Jesus returned to Galilee in the power of the Spirit, and news of him spread throughout the whole region. He taught in their synagogues and was praised by all.

He came to Nazareth, where he had grown up, and went according to his custom into the synagogue on the sabbath day. He stood up to read and was handed a scroll of the prophet Isaiah. He unrolled the scroll and found the passage where it was written:

The Spirit of the Lord is upon me, because he has anointed me to bring glad tidings to the poor. He has sent me to proclaim liberty to captives and recovery of sight to the blind, to let the oppressed go free, and to proclaim a year acceptable to the Lord.

Rolling up the scroll, he handed it back to the attendant and sat down, and the eyes of all in the synagogue looked intently at him.

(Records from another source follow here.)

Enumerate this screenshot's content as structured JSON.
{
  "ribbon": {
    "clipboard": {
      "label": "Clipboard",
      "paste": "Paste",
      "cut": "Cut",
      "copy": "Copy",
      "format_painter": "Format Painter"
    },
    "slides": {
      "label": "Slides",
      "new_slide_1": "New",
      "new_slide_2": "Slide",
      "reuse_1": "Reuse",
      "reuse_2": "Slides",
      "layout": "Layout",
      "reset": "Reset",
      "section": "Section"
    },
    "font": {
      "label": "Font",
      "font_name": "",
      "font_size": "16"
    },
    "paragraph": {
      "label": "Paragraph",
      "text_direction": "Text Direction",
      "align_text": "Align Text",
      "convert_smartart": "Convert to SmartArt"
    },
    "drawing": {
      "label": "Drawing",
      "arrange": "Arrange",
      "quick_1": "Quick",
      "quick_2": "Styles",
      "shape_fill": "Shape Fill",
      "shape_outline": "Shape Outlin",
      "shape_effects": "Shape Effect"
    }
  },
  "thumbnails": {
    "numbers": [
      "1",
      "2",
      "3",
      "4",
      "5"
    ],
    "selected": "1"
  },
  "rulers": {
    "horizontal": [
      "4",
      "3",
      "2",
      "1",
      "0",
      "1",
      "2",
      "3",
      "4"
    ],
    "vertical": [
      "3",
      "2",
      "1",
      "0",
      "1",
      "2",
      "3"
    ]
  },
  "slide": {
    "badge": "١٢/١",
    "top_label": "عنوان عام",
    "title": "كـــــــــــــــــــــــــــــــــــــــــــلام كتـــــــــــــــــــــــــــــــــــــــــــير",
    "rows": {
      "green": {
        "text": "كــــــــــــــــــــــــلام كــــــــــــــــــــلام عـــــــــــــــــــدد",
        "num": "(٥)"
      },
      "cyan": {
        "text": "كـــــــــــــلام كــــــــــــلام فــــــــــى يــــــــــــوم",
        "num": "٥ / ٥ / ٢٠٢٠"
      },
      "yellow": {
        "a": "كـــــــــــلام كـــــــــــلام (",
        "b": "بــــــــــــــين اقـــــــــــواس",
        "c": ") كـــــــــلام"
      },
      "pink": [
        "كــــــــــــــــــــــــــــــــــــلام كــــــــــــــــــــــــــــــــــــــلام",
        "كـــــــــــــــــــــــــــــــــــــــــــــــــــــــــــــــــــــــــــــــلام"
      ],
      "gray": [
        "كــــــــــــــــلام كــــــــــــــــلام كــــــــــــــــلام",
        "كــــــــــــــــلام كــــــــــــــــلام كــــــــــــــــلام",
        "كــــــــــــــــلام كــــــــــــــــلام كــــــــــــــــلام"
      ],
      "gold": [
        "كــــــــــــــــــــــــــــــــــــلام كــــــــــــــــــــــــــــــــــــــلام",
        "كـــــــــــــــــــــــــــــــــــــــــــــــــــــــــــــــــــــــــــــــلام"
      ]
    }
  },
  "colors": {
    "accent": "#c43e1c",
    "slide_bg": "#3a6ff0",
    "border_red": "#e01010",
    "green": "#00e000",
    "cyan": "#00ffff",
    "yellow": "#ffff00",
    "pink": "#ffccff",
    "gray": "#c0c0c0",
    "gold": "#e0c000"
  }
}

He said to them, “Today this Scripture passage is fulfilled in your hearing.”

The Gospel of the Lord.




Meet Sister Betty Smoyer, SNDdeN

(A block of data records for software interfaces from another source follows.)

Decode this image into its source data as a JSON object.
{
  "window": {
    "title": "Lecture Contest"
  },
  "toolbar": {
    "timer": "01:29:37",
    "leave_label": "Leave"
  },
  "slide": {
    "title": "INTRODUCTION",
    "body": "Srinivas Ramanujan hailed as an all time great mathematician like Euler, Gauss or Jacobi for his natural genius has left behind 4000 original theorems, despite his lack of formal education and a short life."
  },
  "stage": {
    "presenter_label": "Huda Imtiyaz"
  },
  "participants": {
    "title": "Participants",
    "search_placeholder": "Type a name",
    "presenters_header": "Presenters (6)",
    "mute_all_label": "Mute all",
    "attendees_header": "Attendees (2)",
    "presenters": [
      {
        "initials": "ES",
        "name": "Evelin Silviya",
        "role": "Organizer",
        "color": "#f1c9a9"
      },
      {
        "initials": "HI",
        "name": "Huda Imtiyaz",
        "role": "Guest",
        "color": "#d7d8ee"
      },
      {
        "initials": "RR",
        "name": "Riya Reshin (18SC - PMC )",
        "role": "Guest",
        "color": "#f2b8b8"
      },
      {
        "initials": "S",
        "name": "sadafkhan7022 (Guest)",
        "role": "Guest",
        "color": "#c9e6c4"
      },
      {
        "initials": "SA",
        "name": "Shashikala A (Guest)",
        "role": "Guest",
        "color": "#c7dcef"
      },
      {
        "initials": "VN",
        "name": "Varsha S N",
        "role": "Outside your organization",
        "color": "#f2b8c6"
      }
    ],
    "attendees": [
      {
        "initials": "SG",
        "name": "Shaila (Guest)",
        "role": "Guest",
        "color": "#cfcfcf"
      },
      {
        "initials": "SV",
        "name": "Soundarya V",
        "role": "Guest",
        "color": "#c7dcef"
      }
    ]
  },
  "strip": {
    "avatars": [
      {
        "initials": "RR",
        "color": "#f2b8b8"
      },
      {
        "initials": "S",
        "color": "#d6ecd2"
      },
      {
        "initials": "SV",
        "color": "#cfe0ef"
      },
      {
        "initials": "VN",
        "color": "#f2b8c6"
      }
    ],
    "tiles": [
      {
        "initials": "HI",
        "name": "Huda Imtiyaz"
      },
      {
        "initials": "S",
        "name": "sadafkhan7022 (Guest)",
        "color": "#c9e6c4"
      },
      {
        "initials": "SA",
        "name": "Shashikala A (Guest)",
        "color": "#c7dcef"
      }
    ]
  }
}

After graduation from Notre Dame High School, Moylan, Pennsylvania and two years of college, Sr. Elizabeth (Betty) Smoyer entered the Sisters of Notre Dame on September 11, 1966. On completion of her undergraduate studies in Music Education, Sr. Betty returned to Notre Dame High School, Moylan PA where she taught music and religion for nine years while completing graduate studies in Music Education. After a year of Parish Social Ministry at Holy Child Parish in Philadelphia, Sr. Betty assumed a position as a Campus Minister at Saint Mary’s College, Notre Dame, Indiana in 1981. As a member of the Campus Ministry Team, she led the college’s Liturgical Music Program inviting musicians to allow their music ministry to deepen their relationship with God and their famlies and communities in everyday life. She retired from Saint Mary’s in June of 2009. She spent the next ten years ministering at St. Margaret’s House in South Bend, Indiana, a day center for women and children in poverty. She continues ministry with the SND USA Anti-Racism Team, the SND Base Communities Unit Communications Network and the people of St. Augustine Catholic parish in the African American tradition in South Bend, Indiana.